Nevertheless, the liberty of all depends almost entirely on the assumption that adults are responsible for their actions, which is why I traveled to Augusta on Friday to testify on behalf of Senator Gooley's bill to relax Maine's restrictions on the purchase and use of fireworks. The burden of my testimony before the judiciary committee was that the existing prohibitions are whimsical, arbitrary and inconsistent. The committee was by turns dazzled, amazed and baffled by my testimony.
My brother-in-law (brevet rank), a master of all things mechanical, ancient and modern, is firmly of the opinion that I am not to be trusted with any tool more dangerous than a screwdriver. I have never challenged his authority to make this judgment. Yet I am entitled to walk into any hardware store, flourish my credit card and walk out with a chainsaw, ready to set sawdust and fragments of my anatomy a-flying.
Now here's my point: The Consumer Products Safety Commission (CPSC) tells us that there were 135,000 chainsaw accidents last year. Compare this with about 7,000 accidents from fireworks. Moreover, chainsaw accidents have been increasing over time while fireworks accidents have decreased fairly steadily from 12,000 in 1990, even as fireworks consumption has increased from 67,300,000 pounds in 1990 to 220,800,000 pounds in 2003.
The argument will be made that a large proportion of fireworks accidents afflict children – invoking "the children" being a powerful argument from sentiment for controlling adults. Logically, this makes more sense as an argument against allowing parents the custody of their children. New Hampshire, for example, requires proof that fireworks purchasers are 21.
The CPSC calculates that the rate of fireworks accidents for children under 14 was nine per 100,000 in 2000. Compare that to 35 per 100,000 for accidents from pens and pencils, and 126 per 100,000 for skateboards. Never mind bikes and trikes: 847 per 100,000 – a regular holocaust.
Preparing for my testimony, I walked into the Brickyard Café in West Farmington at 6:15 and asked all those present who had operated a chainsaw under age 21. All males present raised their hands. Inquiring further, I established that one had first operated that tool at age 17, seven at age 14 or 15, one at age 13. Jimmy Gilbert, who operates a garage, guessed he was 6 or 7 when he first ran one.
Continuing my research at the Farmington Rotary Breakfast, I established that 18 members had operated a chainsaw under 21; 10 of those under age 15.
The fire marshals stand firmly behind the prohibition. Their experience teaches them that people cause most fires, so it follows that the more the state restricts people, the fewer fires. True enough: The CPSC calculated that 2,532 fires were caused by fireworks in 1997, 0.3 percent of the total. Assuming current figures are comparable, I don't how it is possible to justify diverting resources from preventing 99.7 percent of fires in order to harass fireworks purchasers.
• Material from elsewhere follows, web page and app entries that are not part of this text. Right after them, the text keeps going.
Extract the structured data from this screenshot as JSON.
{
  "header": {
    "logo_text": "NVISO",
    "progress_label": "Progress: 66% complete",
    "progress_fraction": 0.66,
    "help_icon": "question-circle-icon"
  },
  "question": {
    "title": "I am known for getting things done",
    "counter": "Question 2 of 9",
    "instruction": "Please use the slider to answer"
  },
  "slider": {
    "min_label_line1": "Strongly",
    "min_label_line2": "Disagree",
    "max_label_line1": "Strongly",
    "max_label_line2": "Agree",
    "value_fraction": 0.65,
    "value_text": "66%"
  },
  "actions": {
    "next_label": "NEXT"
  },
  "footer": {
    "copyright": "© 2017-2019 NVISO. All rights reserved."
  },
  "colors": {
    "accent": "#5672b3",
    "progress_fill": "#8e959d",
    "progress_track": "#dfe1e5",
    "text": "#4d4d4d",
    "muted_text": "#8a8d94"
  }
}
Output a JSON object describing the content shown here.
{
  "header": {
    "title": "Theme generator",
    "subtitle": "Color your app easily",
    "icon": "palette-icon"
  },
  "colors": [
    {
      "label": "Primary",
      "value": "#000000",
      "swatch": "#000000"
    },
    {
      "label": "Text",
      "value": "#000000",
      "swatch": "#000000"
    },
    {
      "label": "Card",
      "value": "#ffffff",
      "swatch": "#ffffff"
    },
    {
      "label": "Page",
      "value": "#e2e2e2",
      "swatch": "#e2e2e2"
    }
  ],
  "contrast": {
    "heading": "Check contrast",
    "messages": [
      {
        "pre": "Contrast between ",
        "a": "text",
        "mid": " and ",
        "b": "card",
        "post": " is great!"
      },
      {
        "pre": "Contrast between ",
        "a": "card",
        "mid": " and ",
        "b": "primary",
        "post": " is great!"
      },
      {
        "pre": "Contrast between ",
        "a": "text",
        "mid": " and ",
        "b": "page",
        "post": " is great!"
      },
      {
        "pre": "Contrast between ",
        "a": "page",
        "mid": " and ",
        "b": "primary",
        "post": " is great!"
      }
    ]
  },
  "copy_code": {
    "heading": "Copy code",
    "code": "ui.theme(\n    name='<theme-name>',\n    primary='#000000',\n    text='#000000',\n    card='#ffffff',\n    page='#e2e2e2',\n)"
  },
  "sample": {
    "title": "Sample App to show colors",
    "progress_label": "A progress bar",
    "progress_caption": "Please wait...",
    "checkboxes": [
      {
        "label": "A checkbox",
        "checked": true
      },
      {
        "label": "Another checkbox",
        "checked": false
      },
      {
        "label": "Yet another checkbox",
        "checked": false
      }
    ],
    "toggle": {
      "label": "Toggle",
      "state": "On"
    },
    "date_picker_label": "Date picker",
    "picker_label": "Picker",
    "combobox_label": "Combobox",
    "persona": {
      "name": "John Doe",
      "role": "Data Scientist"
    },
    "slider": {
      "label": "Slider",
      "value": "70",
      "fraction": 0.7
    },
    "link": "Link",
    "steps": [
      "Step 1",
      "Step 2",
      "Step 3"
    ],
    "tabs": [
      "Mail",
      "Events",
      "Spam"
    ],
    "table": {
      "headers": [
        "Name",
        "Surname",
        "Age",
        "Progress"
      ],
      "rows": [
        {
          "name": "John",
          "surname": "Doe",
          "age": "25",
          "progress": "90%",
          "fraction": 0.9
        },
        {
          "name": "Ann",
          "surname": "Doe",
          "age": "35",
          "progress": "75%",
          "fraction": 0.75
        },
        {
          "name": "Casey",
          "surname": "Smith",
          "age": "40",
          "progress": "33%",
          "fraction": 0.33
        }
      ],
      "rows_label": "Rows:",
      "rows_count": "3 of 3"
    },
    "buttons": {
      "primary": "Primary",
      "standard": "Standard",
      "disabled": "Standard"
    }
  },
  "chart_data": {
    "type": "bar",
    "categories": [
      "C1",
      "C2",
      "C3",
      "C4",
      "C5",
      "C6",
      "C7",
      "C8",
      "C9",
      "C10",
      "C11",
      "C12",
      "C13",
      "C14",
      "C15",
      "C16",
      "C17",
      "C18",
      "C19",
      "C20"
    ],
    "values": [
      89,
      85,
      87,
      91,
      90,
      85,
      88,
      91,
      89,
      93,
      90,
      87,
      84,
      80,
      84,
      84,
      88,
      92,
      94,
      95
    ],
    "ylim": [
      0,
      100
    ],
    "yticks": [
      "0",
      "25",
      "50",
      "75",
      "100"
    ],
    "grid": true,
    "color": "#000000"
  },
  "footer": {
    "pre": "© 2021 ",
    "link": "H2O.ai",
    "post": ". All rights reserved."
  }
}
In all honesty, I admit that I knew a fellow in high school who suffered a painful injury when a bomb blew up in his hand. It should be noted, however, that it was a real bomb, not a commercial pyrotechnic. This would be clear grounds for abolishing high school chemistry.
In sum, either Maine's fireworks restrictions are a case of whimsical officiousness, or the state has fallen far short of the necessary safety measures, and it should go ahead and license chainsaw operators, abolish skateboards and bikes and take steps to keep pens and pencils out of the hands of small children. Maybe they could abolish silverware while they're at it.
Professor John Frary of Farmington is a scholar, patriot, gourmand and curmudgeon and can be reached at firstname.lastname@example.org.